What to work on:
From the first line to the last, repeat the records exactly and skip the pictures.
──────
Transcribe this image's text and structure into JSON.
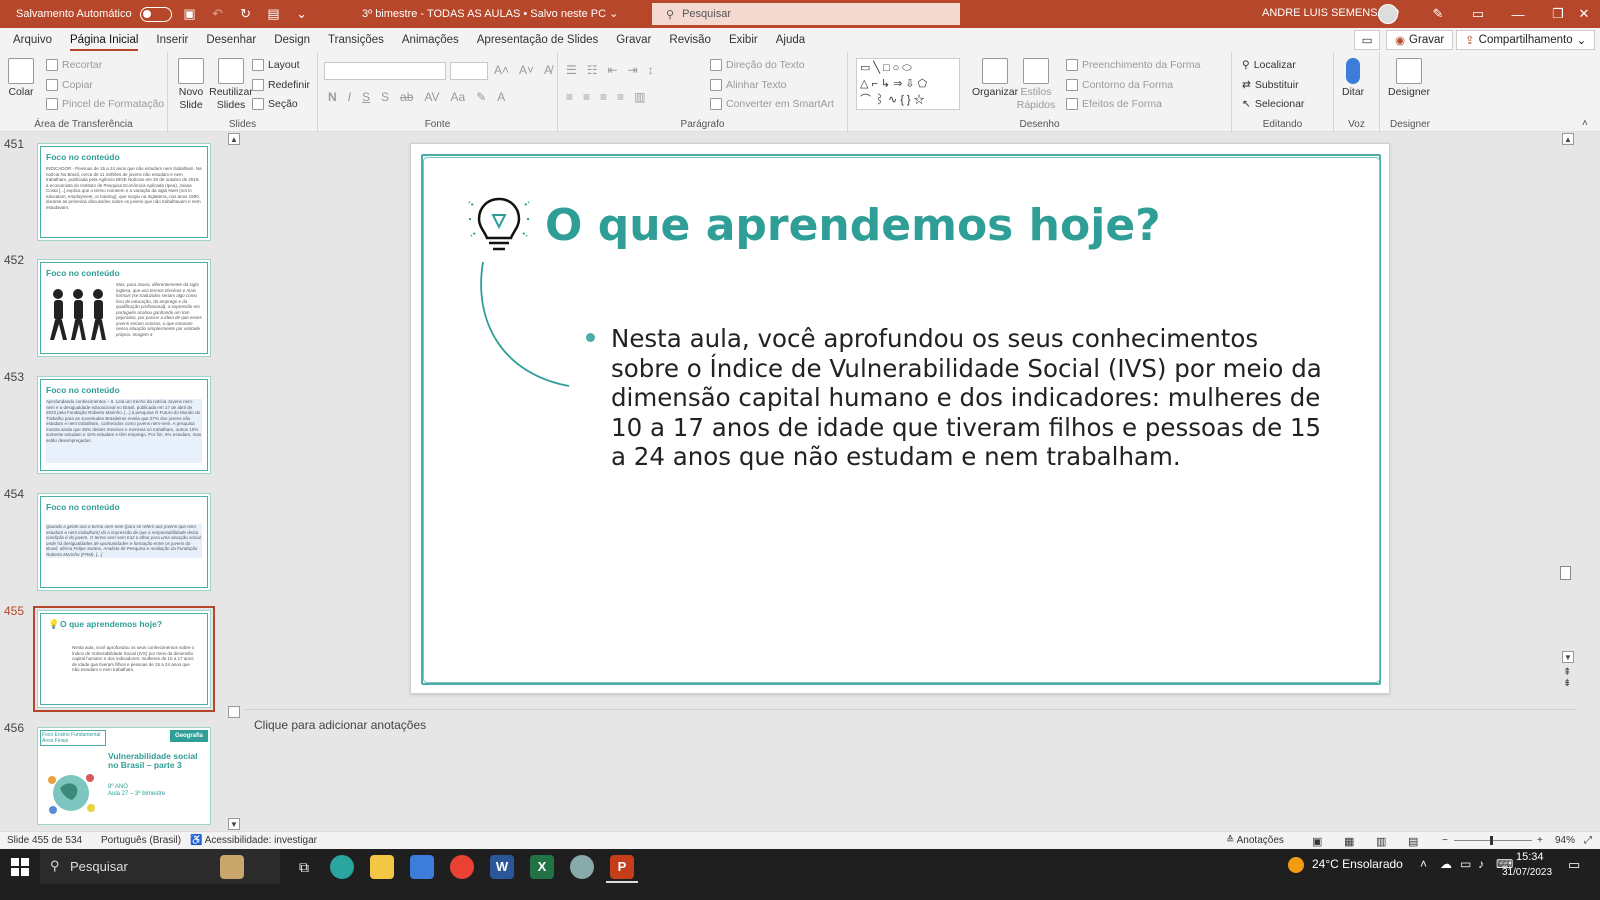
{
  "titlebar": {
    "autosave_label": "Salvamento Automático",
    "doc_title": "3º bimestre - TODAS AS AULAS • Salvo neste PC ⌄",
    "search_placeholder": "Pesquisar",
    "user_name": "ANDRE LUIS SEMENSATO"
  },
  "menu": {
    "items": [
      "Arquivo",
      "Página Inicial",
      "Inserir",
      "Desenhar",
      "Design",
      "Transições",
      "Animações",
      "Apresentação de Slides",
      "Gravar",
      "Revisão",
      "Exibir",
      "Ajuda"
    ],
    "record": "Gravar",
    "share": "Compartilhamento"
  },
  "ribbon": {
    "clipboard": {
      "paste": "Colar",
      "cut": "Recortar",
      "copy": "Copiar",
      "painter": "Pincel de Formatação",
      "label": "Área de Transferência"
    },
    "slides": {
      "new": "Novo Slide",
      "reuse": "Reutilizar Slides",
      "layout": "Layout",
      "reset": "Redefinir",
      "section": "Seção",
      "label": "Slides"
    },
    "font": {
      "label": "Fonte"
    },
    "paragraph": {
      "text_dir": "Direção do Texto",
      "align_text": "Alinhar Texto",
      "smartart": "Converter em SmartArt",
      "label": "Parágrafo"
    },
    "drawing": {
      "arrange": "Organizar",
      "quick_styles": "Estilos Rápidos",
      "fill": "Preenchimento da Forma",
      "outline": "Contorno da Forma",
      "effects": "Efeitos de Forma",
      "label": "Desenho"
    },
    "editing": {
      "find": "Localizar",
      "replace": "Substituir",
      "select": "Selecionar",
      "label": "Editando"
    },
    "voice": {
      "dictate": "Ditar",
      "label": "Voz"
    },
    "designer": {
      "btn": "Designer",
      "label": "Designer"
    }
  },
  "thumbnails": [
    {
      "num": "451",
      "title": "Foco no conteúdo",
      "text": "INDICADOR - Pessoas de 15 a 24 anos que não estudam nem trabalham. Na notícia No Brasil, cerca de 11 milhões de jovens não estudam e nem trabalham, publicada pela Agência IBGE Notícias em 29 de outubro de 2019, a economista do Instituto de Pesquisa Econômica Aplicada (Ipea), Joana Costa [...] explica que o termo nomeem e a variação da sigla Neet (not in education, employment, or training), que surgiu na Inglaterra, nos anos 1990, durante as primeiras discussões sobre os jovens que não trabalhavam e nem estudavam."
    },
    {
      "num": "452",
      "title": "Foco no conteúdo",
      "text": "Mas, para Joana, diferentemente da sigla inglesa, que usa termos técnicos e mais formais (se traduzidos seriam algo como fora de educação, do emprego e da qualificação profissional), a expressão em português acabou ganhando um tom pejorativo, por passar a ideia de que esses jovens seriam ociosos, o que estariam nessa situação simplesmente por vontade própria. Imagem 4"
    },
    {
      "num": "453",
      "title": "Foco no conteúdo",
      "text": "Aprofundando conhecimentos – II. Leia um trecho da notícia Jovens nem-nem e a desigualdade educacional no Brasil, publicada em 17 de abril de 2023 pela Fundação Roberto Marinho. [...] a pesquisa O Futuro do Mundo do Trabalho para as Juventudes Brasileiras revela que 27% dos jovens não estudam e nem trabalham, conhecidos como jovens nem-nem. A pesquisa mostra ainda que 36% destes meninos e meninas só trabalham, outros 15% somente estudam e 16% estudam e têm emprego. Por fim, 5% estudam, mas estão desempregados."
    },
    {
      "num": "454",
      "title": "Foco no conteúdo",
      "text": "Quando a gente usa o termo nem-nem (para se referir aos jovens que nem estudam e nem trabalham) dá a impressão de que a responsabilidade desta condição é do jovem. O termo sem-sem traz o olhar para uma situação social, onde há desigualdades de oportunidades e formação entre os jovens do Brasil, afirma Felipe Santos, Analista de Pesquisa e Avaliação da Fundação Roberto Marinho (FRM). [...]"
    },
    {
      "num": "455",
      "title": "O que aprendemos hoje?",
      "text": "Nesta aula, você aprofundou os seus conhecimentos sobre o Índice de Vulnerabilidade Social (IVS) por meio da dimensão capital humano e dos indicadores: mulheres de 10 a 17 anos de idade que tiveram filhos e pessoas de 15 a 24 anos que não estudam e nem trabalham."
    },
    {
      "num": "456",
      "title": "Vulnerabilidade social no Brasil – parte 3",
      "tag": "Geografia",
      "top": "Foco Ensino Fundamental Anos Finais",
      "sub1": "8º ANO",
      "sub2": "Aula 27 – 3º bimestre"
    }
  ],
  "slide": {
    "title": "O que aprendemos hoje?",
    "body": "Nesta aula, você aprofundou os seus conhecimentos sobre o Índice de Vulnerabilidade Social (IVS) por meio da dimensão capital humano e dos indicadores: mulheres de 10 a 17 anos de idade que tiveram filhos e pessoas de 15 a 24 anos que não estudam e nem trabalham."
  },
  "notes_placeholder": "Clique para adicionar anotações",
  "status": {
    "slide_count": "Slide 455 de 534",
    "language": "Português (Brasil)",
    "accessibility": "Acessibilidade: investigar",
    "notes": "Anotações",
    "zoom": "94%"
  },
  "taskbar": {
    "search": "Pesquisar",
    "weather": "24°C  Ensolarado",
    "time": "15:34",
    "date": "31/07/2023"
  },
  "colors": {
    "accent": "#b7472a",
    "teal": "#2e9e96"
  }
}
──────
Written response:
Transcribe this image's text and structure into JSON.
{
  "titlebar": {
    "autosave_label": "Salvamento Automático",
    "doc_title": "3º bimestre - TODAS AS AULAS • Salvo neste PC ⌄",
    "search_placeholder": "Pesquisar",
    "user_name": "ANDRE LUIS SEMENSATO"
  },
  "menu": {
    "items": [
      "Arquivo",
      "Página Inicial",
      "Inserir",
      "Desenhar",
      "Design",
      "Transições",
      "Animações",
      "Apresentação de Slides",
      "Gravar",
      "Revisão",
      "Exibir",
      "Ajuda"
    ],
    "record": "Gravar",
    "share": "Compartilhamento"
  },
  "ribbon": {
    "clipboard": {
      "paste": "Colar",
      "cut": "Recortar",
      "copy": "Copiar",
      "painter": "Pincel de Formatação",
      "label": "Área de Transferência"
    },
    "slides": {
      "new": "Novo Slide",
      "reuse": "Reutilizar Slides",
      "layout": "Layout",
      "reset": "Redefinir",
      "section": "Seção",
      "label": "Slides"
    },
    "font": {
      "label": "Fonte"
    },
    "paragraph": {
      "text_dir": "Direção do Texto",
      "align_text": "Alinhar Texto",
      "smartart": "Converter em SmartArt",
      "label": "Parágrafo"
    },
    "drawing": {
      "arrange": "Organizar",
      "quick_styles": "Estilos Rápidos",
      "fill": "Preenchimento da Forma",
      "outline": "Contorno da Forma",
      "effects": "Efeitos de Forma",
      "label": "Desenho"
    },
    "editing": {
      "find": "Localizar",
      "replace": "Substituir",
      "select": "Selecionar",
      "label": "Editando"
    },
    "voice": {
      "dictate": "Ditar",
      "label": "Voz"
    },
    "designer": {
      "btn": "Designer",
      "label": "Designer"
    }
  },
  "thumbnails": [
    {
      "num": "451",
      "title": "Foco no conteúdo",
      "text": "INDICADOR - Pessoas de 15 a 24 anos que não estudam nem trabalham. Na notícia No Brasil, cerca de 11 milhões de jovens não estudam e nem trabalham, publicada pela Agência IBGE Notícias em 29 de outubro de 2019, a economista do Instituto de Pesquisa Econômica Aplicada (Ipea), Joana Costa [...] explica que o termo nomeem e a variação da sigla Neet (not in education, employment, or training), que surgiu na Inglaterra, nos anos 1990, durante as primeiras discussões sobre os jovens que não trabalhavam e nem estudavam."
    },
    {
      "num": "452",
      "title": "Foco no conteúdo",
      "text": "Mas, para Joana, diferentemente da sigla inglesa, que usa termos técnicos e mais formais (se traduzidos seriam algo como fora de educação, do emprego e da qualificação profissional), a expressão em português acabou ganhando um tom pejorativo, por passar a ideia de que esses jovens seriam ociosos, o que estariam nessa situação simplesmente por vontade própria. Imagem 4"
    },
    {
      "num": "453",
      "title": "Foco no conteúdo",
      "text": "Aprofundando conhecimentos – II. Leia um trecho da notícia Jovens nem-nem e a desigualdade educacional no Brasil, publicada em 17 de abril de 2023 pela Fundação Roberto Marinho. [...] a pesquisa O Futuro do Mundo do Trabalho para as Juventudes Brasileiras revela que 27% dos jovens não estudam e nem trabalham, conhecidos como jovens nem-nem. A pesquisa mostra ainda que 36% destes meninos e meninas só trabalham, outros 15% somente estudam e 16% estudam e têm emprego. Por fim, 5% estudam, mas estão desempregados."
    },
    {
      "num": "454",
      "title": "Foco no conteúdo",
      "text": "Quando a gente usa o termo nem-nem (para se referir aos jovens que nem estudam e nem trabalham) dá a impressão de que a responsabilidade desta condição é do jovem. O termo sem-sem traz o olhar para uma situação social, onde há desigualdades de oportunidades e formação entre os jovens do Brasil, afirma Felipe Santos, Analista de Pesquisa e Avaliação da Fundação Roberto Marinho (FRM). [...]"
    },
    {
      "num": "455",
      "title": "O que aprendemos hoje?",
      "text": "Nesta aula, você aprofundou os seus conhecimentos sobre o Índice de Vulnerabilidade Social (IVS) por meio da dimensão capital humano e dos indicadores: mulheres de 10 a 17 anos de idade que tiveram filhos e pessoas de 15 a 24 anos que não estudam e nem trabalham."
    },
    {
      "num": "456",
      "title": "Vulnerabilidade social no Brasil – parte 3",
      "tag": "Geografia",
      "top": "Foco Ensino Fundamental Anos Finais",
      "sub1": "8º ANO",
      "sub2": "Aula 27 – 3º bimestre"
    }
  ],
  "slide": {
    "title": "O que aprendemos hoje?",
    "body": "Nesta aula, você aprofundou os seus conhecimentos sobre o Índice de Vulnerabilidade Social (IVS) por meio da dimensão capital humano e dos indicadores: mulheres de 10 a 17 anos de idade que tiveram filhos e pessoas de 15 a 24 anos que não estudam e nem trabalham."
  },
  "notes_placeholder": "Clique para adicionar anotações",
  "status": {
    "slide_count": "Slide 455 de 534",
    "language": "Português (Brasil)",
    "accessibility": "Acessibilidade: investigar",
    "notes": "Anotações",
    "zoom": "94%"
  },
  "taskbar": {
    "search": "Pesquisar",
    "weather": "24°C  Ensolarado",
    "time": "15:34",
    "date": "31/07/2023"
  },
  "colors": {
    "accent": "#b7472a",
    "teal": "#2e9e96"
  }
}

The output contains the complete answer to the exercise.